As illustrated, the axle portions 84, 86 pivot between the inclined plates 90, 92 at pivot point 88; excessive rearward movement of the axle is prevented by the stop members 96, 98 against which the axle will bear, limiting the radius of the turn possible with the apparatus. Furthermore, the placement of the stop members 96, 98 will determine the sideways canting of the frame as illustrated in FIGS. 5 and 7. The further back the stop member is located, the greater the possible cant of the frame into a turn. Applicant has found that the preferred maximum side canting when turning is from about 15°-20°, and most preferably about 18°.
It will be noted that the only portion of the apparatus which always remains in a generally horizontal orientation is the front axle and the two front wheels. Otherwise, when the apparatus is turned, the entire frame, including the rear wheel 24 is canted at the appropriate angle.

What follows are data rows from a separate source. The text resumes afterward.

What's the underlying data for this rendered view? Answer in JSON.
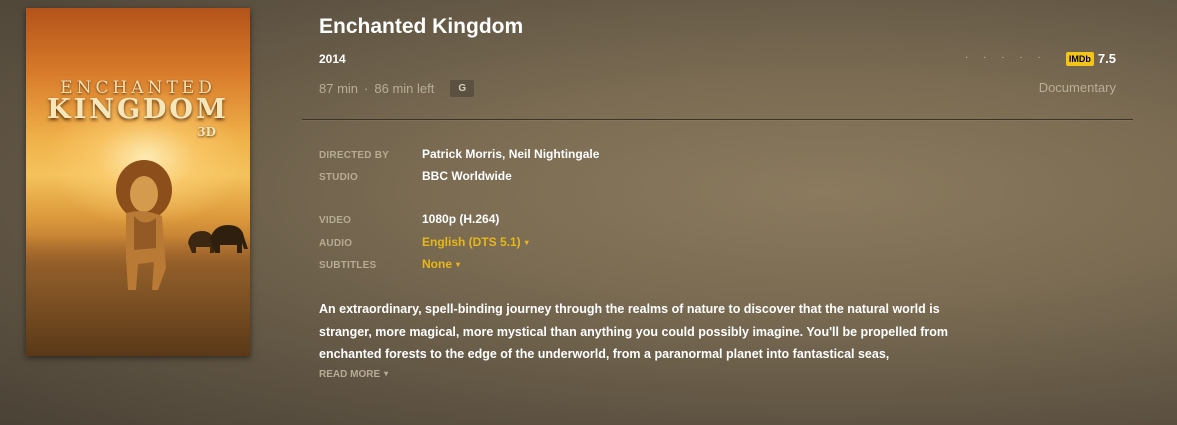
{
  "poster": {
    "line1": "ENCHANTED",
    "line2": "KINGDOM",
    "line3": "3D"
  },
  "movie": {
    "title": "Enchanted Kingdom",
    "year": "2014",
    "duration": "87 min",
    "separator": "·",
    "time_left": "86 min left",
    "content_rating": "G",
    "stars": "· · · · ·",
    "imdb_logo": "IMDb",
    "imdb_score": "7.5",
    "genre": "Documentary"
  },
  "details": {
    "directed_by_label": "DIRECTED BY",
    "directed_by": "Patrick Morris, Neil Nightingale",
    "studio_label": "STUDIO",
    "studio": "BBC Worldwide",
    "video_label": "VIDEO",
    "video": "1080p (H.264)",
    "audio_label": "AUDIO",
    "audio": "English (DTS 5.1)",
    "subtitles_label": "SUBTITLES",
    "subtitles": "None",
    "caret": "▾"
  },
  "summary": {
    "text": "An extraordinary, spell-binding journey through the realms of nature to discover that the natural world is stranger, more magical, more mystical than anything you could possibly imagine. You'll be propelled from enchanted forests to the edge of the underworld, from a paranormal planet into fantastical seas,",
    "read_more": "READ MORE"
  },
  "colors": {
    "accent": "#e8b718",
    "imdb": "#f3c518"
  }
}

In operation, an individual sits upon the seat 28 and straddles the drive member 62 with one foot in each of the foot restraints 40 of footrest 34. The footrest is adjustable forward and back in a number of apertures 110, and is capable of pivoting about pin 112. By pressing against the footrest 34, and pulling rearwardly on the steering handles 64, 66 as the seat 28 slides to the rear and the operator's legs are extended, a power stroke is applied to the rear wheel and the apparatus is propelled forward. By pivoting the steering handles 64, 66 about pivot point 68, at any point during a power or return stroke of the drive member 62, the device will be turned, and the frame canted.
While not critical to the operation of the present invention, the apparatus may be provided with a brake member (not shown) of conventional design. A hand brake may be provided in conjunction with one or both of the steering handles 64, 66 interconnected to a brake drum, as for instance adjacent the drive sprocket 52. Likewise, a multi-gear transmission assembly, either automatically or manually shifted, may be provided. As such devices are well known structures available from a number of manufacturers, and utilized herein as on a three-speed bicycle, they are not described in detail.

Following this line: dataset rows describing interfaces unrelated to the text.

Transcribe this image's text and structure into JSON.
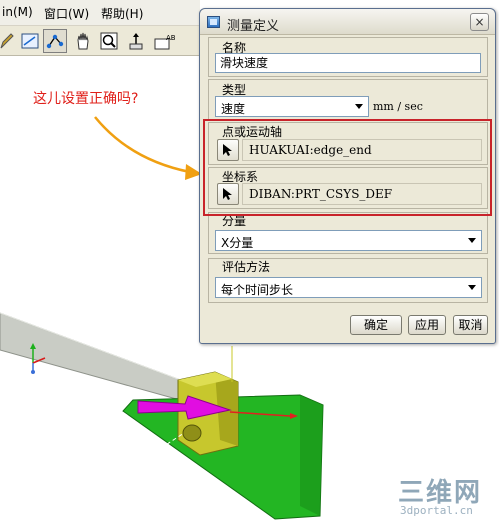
{
  "menubar": {
    "items": [
      "in(M)",
      "窗口(W)",
      "帮助(H)"
    ]
  },
  "toolbar": {
    "buttons": [
      "pencil-icon",
      "view-icon",
      "node-select-icon",
      "pan-hand-icon",
      "zoom-icon",
      "move-icon",
      "text-icon"
    ]
  },
  "annotation": {
    "text": "这儿设置正确吗?"
  },
  "dialog": {
    "title": "测量定义",
    "close_label": "×",
    "name_label": "名称",
    "name_value": "滑块速度",
    "type_label": "类型",
    "type_value": "速度",
    "type_unit": "mm / sec",
    "point_label": "点或运动轴",
    "point_value": "HUAKUAI:edge_end",
    "csys_label": "坐标系",
    "csys_value": "DIBAN:PRT_CSYS_DEF",
    "component_label": "分量",
    "component_value": "X分量",
    "eval_label": "评估方法",
    "eval_value": "每个时间步长",
    "buttons": {
      "ok": "确定",
      "apply": "应用",
      "cancel": "取消"
    }
  },
  "watermark": {
    "main": "三维网",
    "sub": "3dportal.cn"
  },
  "colors": {
    "annotation": "#e0201a",
    "highlight": "#c8232a",
    "base_plate": "#2ec12e",
    "slider": "#c8c828",
    "arrow": "#e60ae6",
    "beam": "#c8cbc4"
  }
}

The apparatus of the present invention is intended for use in the outdoors--that is, on sidewalks, jogging paths, parking lots, tracks and other locations where automobile traffic is not encountered. As the driver's attention is directed toward the propulsion and turning of this apparatus, and because this apparatus is constructed quite low to the ground, it is not contemplated for use on public roadways where automobile drivers may have difficulty seeing and avoiding drivers of this device. During inclement weather, or at any other time when outdoor use is not desired, the front wheels of this device may be blocked and the rear wheel suspended on one or more resistive rollers to provide indoor exercise of a type otherwise available during use of the apparatus outdoors. Apparatus providing resistance to the rear wheel are well known in the art and typically used with bicycles for indoor, stationary exercise.
While a preferred embodiment of the invention has been disclosed, various modes of carrying out the principles disclosed herein are contemplated as being within the scope of the following claims. Therefore, it is understood that the scope of the invention is not to be limited except as otherwise set forth in the claims.